The squirrels here have racing stripes down their backs and love the royal palms on the property. They would put a cirque du soleil performer to shame and they always work without a net, but I have seen a few miss the mark and thump to the ground. Remarkably they bounce up quicker than I did in freshman football when I was trying to make varsity. Our caretaker has new playful kittens. They seemed to have intimidated the mice that visited us for a little while. Even some guests will feel the need to move on eventually.

The magpie demeanor of the giant blue jay's is hilarious as they try to eat the fruit inside my kitchen and torment my pooch for her kibble. We talk back and forth. I am not sure what I am saying to them with my whistles but they seem to agree with me most of the time. The vultures stop by once in a while, drawn in by the smell of dogs bones scattered about. They are not so attractive up close and I certainly wouldn't want to smell their breath, but iI must say they are divine when they soar on the trade winds overhead. We are at the tip of remote peninsula and they along with the pelicans hover effortlessly in the sky above looking for the next meal or mate....

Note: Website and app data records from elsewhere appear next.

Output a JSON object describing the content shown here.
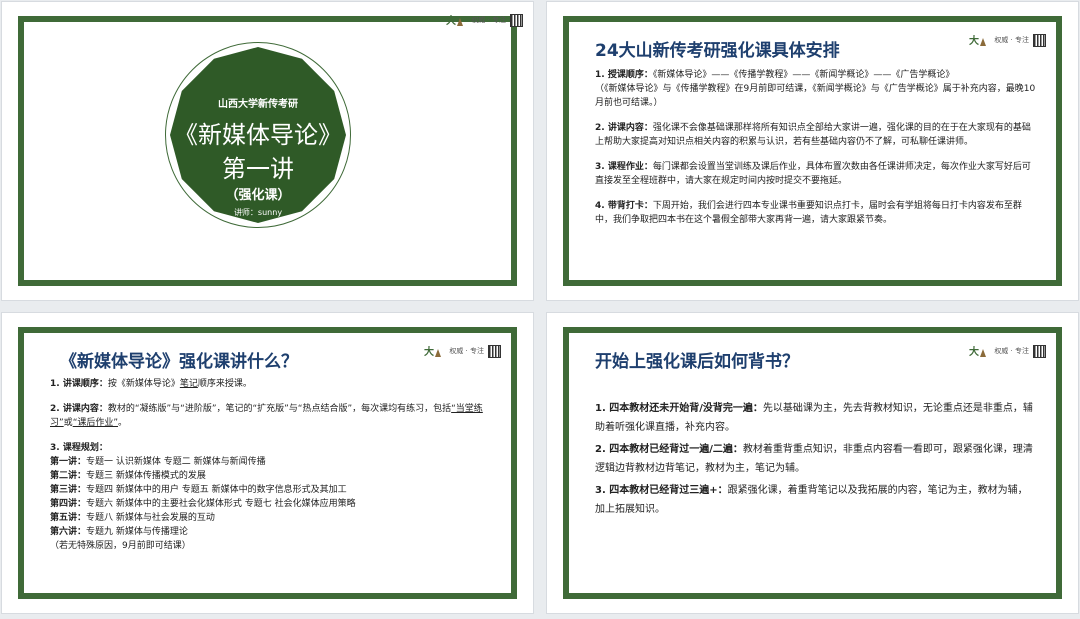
{
  "brand": {
    "logo_text": "大山",
    "slogan": "权威 · 专注"
  },
  "slide1": {
    "university": "山西大学新传考研",
    "course_title": "《新媒体导论》",
    "lecture": "第一讲",
    "type": "（强化课）",
    "teacher": "讲师：sunny"
  },
  "slide2": {
    "title": "24大山新传考研强化课具体安排",
    "sections": [
      {
        "label": "1. 授课顺序：",
        "text": "《新媒体导论》——《传播学教程》——《新闻学概论》——《广告学概论》",
        "text2": "（《新媒体导论》与《传播学教程》在9月前即可结课，《新闻学概论》与《广告学概论》属于补充内容，最晚10月前也可结课。）"
      },
      {
        "label": "2. 讲课内容：",
        "text": "强化课不会像基础课那样将所有知识点全部给大家讲一遍，强化课的目的在于在大家现有的基础上帮助大家提高对知识点相关内容的积累与认识，若有些基础内容仍不了解，可私聊任课讲师。"
      },
      {
        "label": "3. 课程作业：",
        "text": "每门课都会设置当堂训练及课后作业，具体布置次数由各任课讲师决定，每次作业大家写好后可直接发至全程班群中，请大家在规定时间内按时提交不要拖延。"
      },
      {
        "label": "4. 带背打卡：",
        "text": "下周开始，我们会进行四本专业课书重要知识点打卡，届时会有学姐将每日打卡内容发布至群中，我们争取把四本书在这个暑假全部带大家再背一遍，请大家跟紧节奏。"
      }
    ]
  },
  "slide3": {
    "title": "《新媒体导论》强化课讲什么？",
    "item1_label": "1. 讲课顺序：",
    "item1_text_a": "按《新媒体导论》",
    "item1_text_u": "笔记",
    "item1_text_b": "顺序来授课。",
    "item2_label": "2. 讲课内容：",
    "item2_text_a": "教材的“凝练版”与“进阶版”，笔记的“扩充版”与“热点结合版”，每次课均有练习，包括",
    "item2_text_u1": "“当堂练习”",
    "item2_text_mid": "或",
    "item2_text_u2": "“课后作业”",
    "item2_text_end": "。",
    "item3_label": "3. 课程规划：",
    "schedule": [
      {
        "label": "第一讲：",
        "text": "专题一 认识新媒体 专题二 新媒体与新闻传播"
      },
      {
        "label": "第二讲：",
        "text": "专题三 新媒体传播模式的发展"
      },
      {
        "label": "第三讲：",
        "text": "专题四 新媒体中的用户 专题五 新媒体中的数字信息形式及其加工"
      },
      {
        "label": "第四讲：",
        "text": "专题六 新媒体中的主要社会化媒体形式 专题七 社会化媒体应用策略"
      },
      {
        "label": "第五讲：",
        "text": "专题八 新媒体与社会发展的互动"
      },
      {
        "label": "第六讲：",
        "text": "专题九 新媒体与传播理论"
      }
    ],
    "note": "（若无特殊原因，9月前即可结课）"
  },
  "slide4": {
    "title": "开始上强化课后如何背书？",
    "items": [
      {
        "label": "1. 四本教材还未开始背/没背完一遍：",
        "text": "先以基础课为主，先去背教材知识，无论重点还是非重点，辅助着听强化课直播，补充内容。"
      },
      {
        "label": "2. 四本教材已经背过一遍/二遍：",
        "text": "教材着重背重点知识，非重点内容看一看即可，跟紧强化课，理清逻辑边背教材边背笔记，教材为主，笔记为辅。"
      },
      {
        "label": "3. 四本教材已经背过三遍+：",
        "text": "跟紧强化课，着重背笔记以及我拓展的内容，笔记为主，教材为辅，加上拓展知识。"
      }
    ]
  },
  "colors": {
    "frame": "#3f6a38",
    "badge": "#2f5a27",
    "title": "#1e3f6e"
  }
}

The loose saddle horses across the street are kinda free range and seem wander through the yard almost as often as my neighbors chicken. I have discovered a few snakes outside and scorpions and a couple of tarantulas inside our lovely casita. Treading lightly upon the earth, knowingly planting each step like a walking meditation is good policy for life in general. This skill has come in especially handy living in the jungle. The little tiny lizards put on quite a show hunting around the bare light bulbs every night, capturing prey with the patience and ease of 10,000 years of practice.

The Purple and Orange 'suicide' crabs migrate through a couple of times a year and will swarm into your house if you leave the door open. They have an unfortunate habit of getting squashed on the road... They seem to thrive on the challenge of trying to bite the tires of on coming cars with raised open claws. We all face different challenges on our journey, it is fortunate I guess that they have power in numbers. I am probably leaving out a few more entertaining species of local critters but that is what I see and get to experience on a daily basis just at my house, hanging in my hammock on the front porch. It's even more mind blowing what i see when i go out in the deep jungle or into the park land...

The royal blue butterflies and the hummingbirds help keep it real as they have their own unique effortlessness about them... Nature is Bliss, support it, enjoy it, protect it, nourish it, roll around and revel in it as much as you can. We have taken a lot from the mother earth and she just keeps giving back despite our nearsightedness. With all of the Bombs and nuclear power plants we have created it is amazing we have made it this far as a species. We are still so primitive in so many ways. We as the top primates have to take responsibility to govern the future of the planet.

"When you are in doubt, do only that which benefits the Earth..."

If we were a more advanced species this would be the 1st Commandment. In yoga it is the first commandment, Ahimsa a.k.a. Non Harming. Not to worry, it is the top priority for a lot of us and we shall be heard. Move towards earth causes, earth people and sustainable events and communities.

Stay close to nature, however you can, wherever you are. That is where God/ spirit / source energy resides. Love the animals... All of them. If you are thinking of a good place to thaw out this winter, consider Costa Rica. All natural power, no military or nuclear anything, strong Organic communities, banned GMO's, some of lowest crime rates in the Americas and the most protected parkland of any country per size, 23%. Try to travel to and support a country that does not partake in war!! There are 23 all over the world. Google it! BIG Love!!! It just feels different here... Pura Vida!!!!